This has been a truly fascinating time in the NBA, hasn’t it? And we don’t mean just because the Denver Nuggets and Milwaukee Bucks have suddenly risen to the top of their conferences.
It appears some of its most influential players have figured out they can kidnap the league. They are make threats and demands regarding basic things like, where they want to play, when they want play there and who they want play with.
We first witnessed this call to arms back when Lebron James skedaddled to Miami to hang out with Pat Riley, Dwayne Wade and Chris Bosh in 2010. They figured they could win a few championships together. Collusion. Good thinking.
Now nine years later, things have totally gotten out of hand, beginning with Kawhi Leonard forcing himself out of San Antonio and Jimmy Butler extorting a deal to Philadelphia from the Memphis Grizzlies.
However, the King’s descent into Los Angeles to join the Lakers, where he will also make movies and do whatever else anybody who lives in Hollywood does, has set things up for a number of other conspiratorial moves.
James’ arrival has always been considered the first step in rebuilding the Lakers, an organization that has been insufferably bad the last five years. As transcendent as James is, the feeling is even he’s not capable of taking the team where he wants to be by himself.

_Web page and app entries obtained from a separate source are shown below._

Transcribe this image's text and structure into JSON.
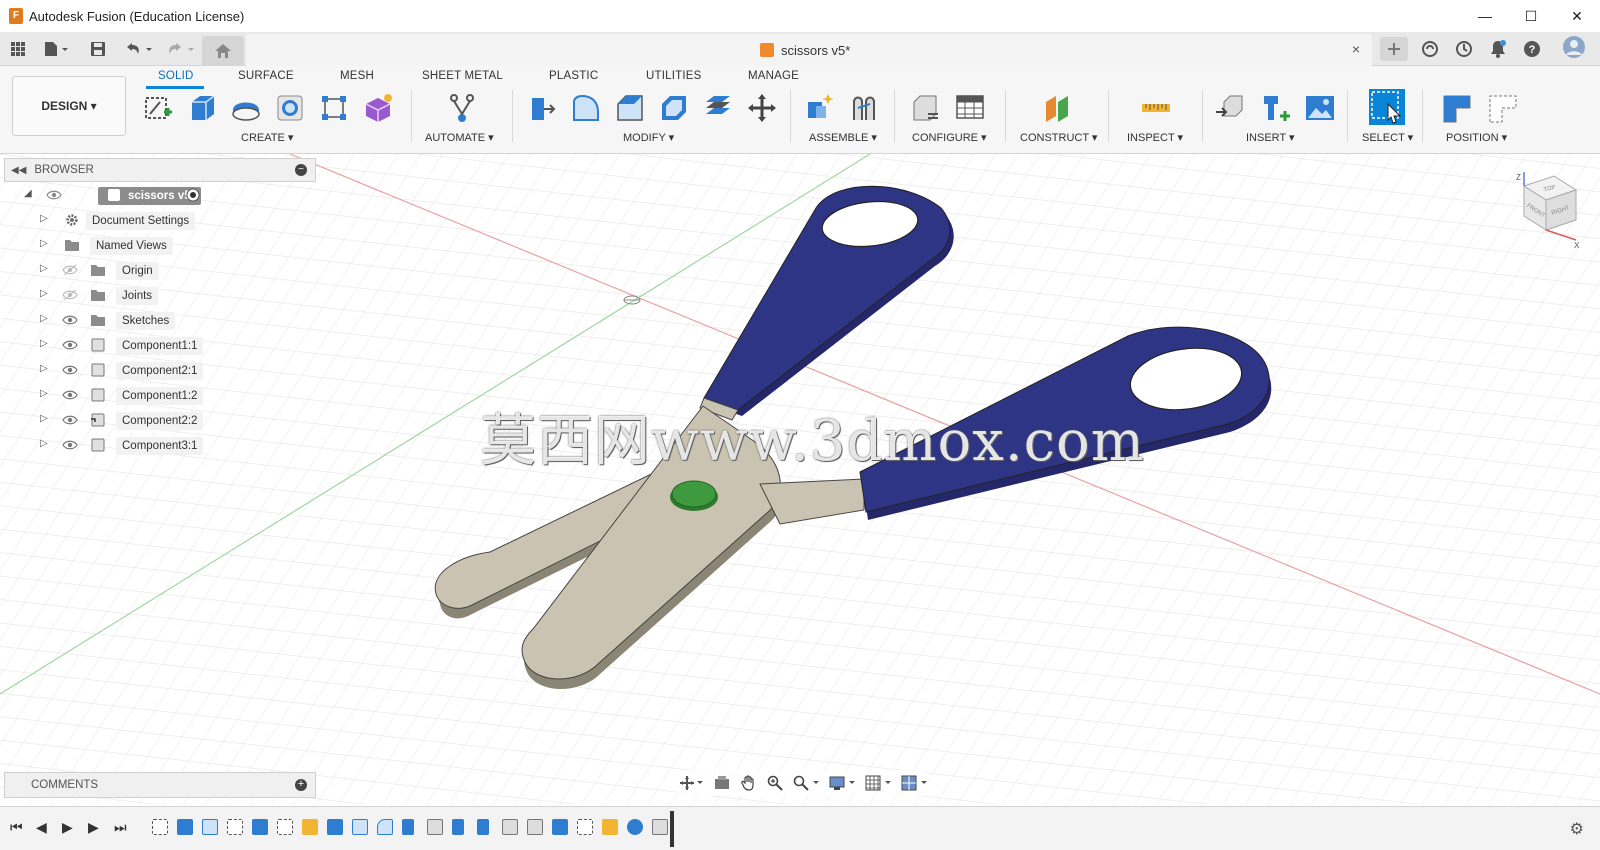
{
  "window": {
    "title": "Autodesk Fusion (Education License)",
    "controls": {
      "minimize": "—",
      "maximize": "☐",
      "close": "✕"
    }
  },
  "tabs": {
    "document_tab": "scissors v5*",
    "close_glyph": "×"
  },
  "ribbon": {
    "workspace_button": "DESIGN ▾",
    "tabs": [
      "SOLID",
      "SURFACE",
      "MESH",
      "SHEET METAL",
      "PLASTIC",
      "UTILITIES",
      "MANAGE"
    ],
    "active_tab": "SOLID",
    "groups": {
      "create": "CREATE ▾",
      "automate": "AUTOMATE ▾",
      "modify": "MODIFY ▾",
      "assemble": "ASSEMBLE ▾",
      "configure": "CONFIGURE ▾",
      "construct": "CONSTRUCT ▾",
      "inspect": "INSPECT ▾",
      "insert": "INSERT ▾",
      "select": "SELECT ▾",
      "position": "POSITION ▾"
    }
  },
  "browser": {
    "header": "BROWSER",
    "root": "scissors v5",
    "items": [
      {
        "label": "Document Settings",
        "icon": "gear-icon"
      },
      {
        "label": "Named Views",
        "icon": "folder-icon"
      },
      {
        "label": "Origin",
        "icon": "folder-icon"
      },
      {
        "label": "Joints",
        "icon": "folder-icon"
      },
      {
        "label": "Sketches",
        "icon": "folder-icon"
      },
      {
        "label": "Component1:1",
        "icon": "component-icon"
      },
      {
        "label": "Component2:1",
        "icon": "component-icon"
      },
      {
        "label": "Component1:2",
        "icon": "component-icon"
      },
      {
        "label": "Component2:2",
        "icon": "component-icon"
      },
      {
        "label": "Component3:1",
        "icon": "component-icon"
      }
    ]
  },
  "viewcube": {
    "top": "TOP",
    "front": "FRONT",
    "right": "RIGHT",
    "z": "Z",
    "x": "X"
  },
  "comments": {
    "label": "COMMENTS"
  },
  "watermark": "莫西网www.3dmox.com",
  "colors": {
    "accent": "#0a84d6",
    "handle": "#2f3585",
    "blade": "#cbc3b1",
    "pivot": "#3f9a3f"
  }
}
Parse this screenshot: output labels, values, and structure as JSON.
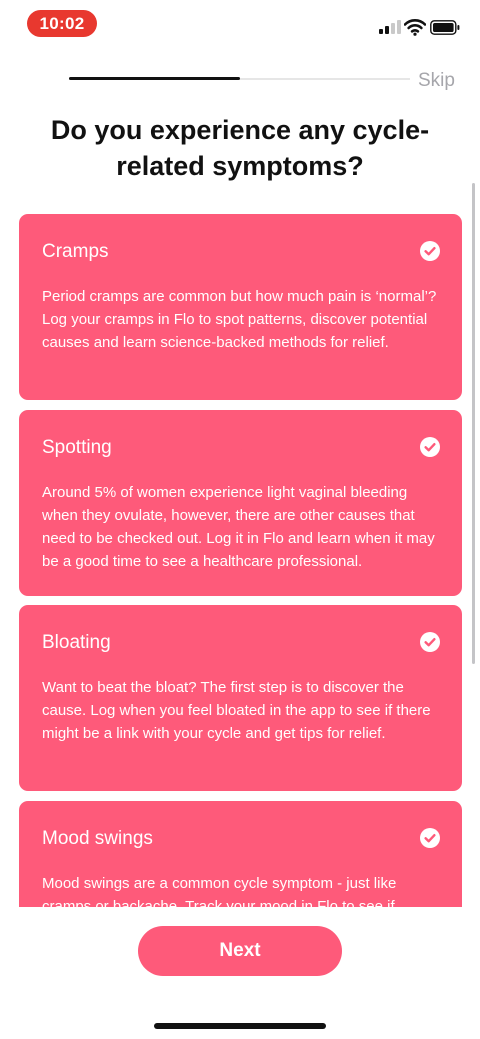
{
  "status_bar": {
    "time": "10:02",
    "signal_icon": "cellular-signal-icon",
    "wifi_icon": "wifi-icon",
    "battery_icon": "battery-icon",
    "time_pill_color": "#e8382f"
  },
  "header": {
    "progress_fraction": 0.5,
    "skip_label": "Skip"
  },
  "title": "Do you experience any cycle-related symptoms?",
  "accent_color": "#fe5a7a",
  "symptoms": [
    {
      "title": "Cramps",
      "description": "Period cramps are common but how much pain is ‘normal’? Log your cramps in Flo to spot patterns, discover potential causes and learn science-backed methods for relief.",
      "selected": true
    },
    {
      "title": "Spotting",
      "description": "Around 5% of women experience light vaginal bleeding when they ovulate, however, there are other causes that need to be checked out. Log it in Flo and learn when it may be a good time to see a healthcare professional.",
      "selected": true
    },
    {
      "title": "Bloating",
      "description": "Want to beat the bloat? The first step is to discover the cause. Log when you feel bloated in the app to see if there might be a link with your cycle and get tips for relief.",
      "selected": true
    },
    {
      "title": "Mood swings",
      "description": "Mood swings are a common cycle symptom - just like cramps or backache. Track your mood in Flo to see if",
      "selected": true
    }
  ],
  "next_label": "Next",
  "check_icon": "checkmark-circle-icon"
}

So the rumors began. James and team president Magic Johnson would figure out a way, perhaps by speaking code, to lure some of the top free agents over the next two years to join him in the effort to dismantle the two-time defending champion Golden State Warriors.
This concept took root last week when center New Orleans center Anthony Davis, a free man in 2020, announced he wanted to be traded as soon as possible and wouldn’t it be delightful if he could be overnighted to the Lakers. By coincidence, James and Davis have the same agent, Rich Paul.
Davis was fined $50,000 by an incredulous NBA for making that sentiment public. So Davis softened his stance by adding the New York Knicks, Milwaukee Bucks and Los Angeles Clippers to the list of teams he’d sign long-term extensions with if traded to.
Left unsaid was any other team stupid enough to trade for him could count on him leaving as soon he’s contractually able. That’s a threat in on – or in – any court in this country.
Of course, this puts the Pelicans into an untenable situation. What can they possible do but trade Davis, preferably by Thursday’s deadline. It’s unlikely he will ever play another game for them, whether he’s dealt this week or not. What good would keeping a sulking star around do them?
Davis is not the only player presumably on the Lakers list. Two of Golden State’s lynchpins, Kevin Durant and Klay Thompson, are free agents after this season. Lakers fans were wooing Thompson last weekend in Oakland and there has always been the assumption James and Durant would love to hook up at some point in their careers.
Imagine if James, Davis, Thompson and Durant could help the Lakers figure out how to make it all work financially. Who would be the favorite to win the NBA Championship next season?
Next up is Kristaps Porzingis, formerly of the Knicks. He hasn’t played this season because of a knee injury sustained in 2018, but that didn’t stop him from walking into the team’s executive offices last week after a 12th straight home loss and telling them he wanted out. The Knicks immediately complied, shipping him to Dallas.
During his introductory press conference in Dallas on Monday, Porzingis was asked, a number of times, why he asked out of New York.
“The situation is what it is,” said Porzingis. “I’d rather just focus on what’s ahead of me than looking back. There might be a time when I go into more detail about that situation, but right now I just want to focus on my new team.”
Last week, Kyrie Irving, the Boston Celtics guard who will be a free agent at the end of the season, backed away from prior comments indicating he’d likely re-sign.
A New Jersey native, Irving used the eve of a Knicks-Celtics game at Madison Square Garden to introduce some intrigue.
“Well, at the end of the day I’m going to do what I feel is best for my career, and that’s just where it stands,” he said. “My focus this season is winning a championship with the Boston Celtics. Obviously we had goals coming into this season, and the primary goal is to win a championship. So that’s where my focus is. …Ask me on July 1 (when he becomes a free agent).”
This has been perceived as a wink to the Knicks that he wouldn’t mind playing for them next season. Durant’s name has also been connected to the Knicks shopping list. Imagine Irving, Durant and perhaps No. 1 draft pick Zion Williamson of Duke at MSG next season.
If it appears there’s a hurry to get this all done quickly, it’s because teams – and players – want things to fall into shape before the Class of 2020 hits the market. In comparison to the current crop, that will be a bummer with guys like LaMarcus Aldridge, Draymond Green and DeMar DeRozan possibly available.
As long as the NBA allows it stars to handpick where they will play and possibly with whom, there is no incentive for it to end. Unlike the other major sports, one or two superstars together can change the fortunes of a franchise. And the players know it.